> Task objective:
Your reply should hold only the lines from the records below where "note" occurs.

+++

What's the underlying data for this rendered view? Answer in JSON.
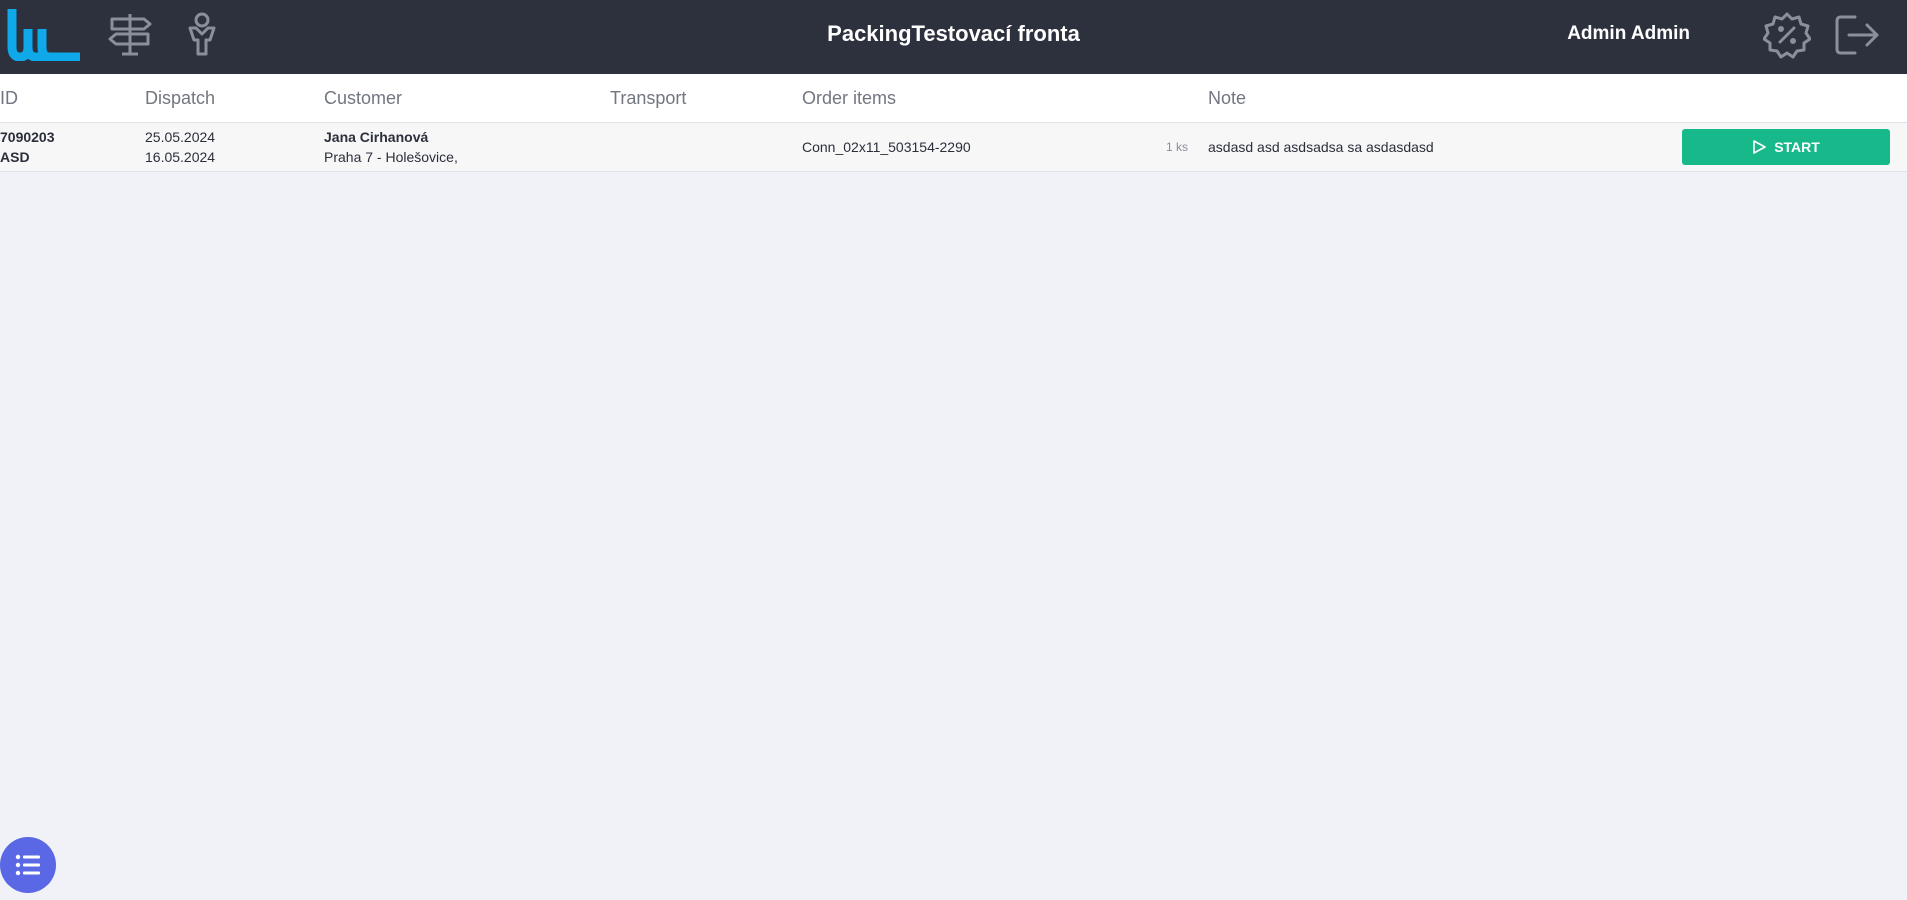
{
  "header": {
    "title": "PackingTestovací fronta",
    "user_name": "Admin Admin",
    "icons": [
      "logo-icon",
      "signpost-icon",
      "person-icon",
      "settings-icon",
      "logout-icon"
    ],
    "logo_color": "#0fa8e8",
    "background": "#2d313e"
  },
  "table": {
    "columns": {
      "id": "ID",
      "dispatch": "Dispatch",
      "customer": "Customer",
      "transport": "Transport",
      "order_items": "Order items",
      "note": "Note"
    },
    "rows": [
      {
        "id": "7090203",
        "code": "ASD",
        "dispatch_date": "25.05.2024",
        "order_date": "16.05.2024",
        "customer_name": "Jana Cirhanová",
        "customer_address": "Praha 7 - Holešovice,",
        "transport": "",
        "item": "Conn_02x11_503154-2290",
        "quantity": "1 ks",
        "note": "asdasd asd asdsadsa sa asdasdasd",
        "action_label": "START"
      }
    ]
  },
  "colors": {
    "start_button": "#17b88a",
    "fab": "#5a68e6"
  },
  "fab": {
    "icon": "list-icon"
  }
}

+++

> Expected answer:
      "note": "Note"
        "note": "asdasd asd asdsadsa sa asdasdasd",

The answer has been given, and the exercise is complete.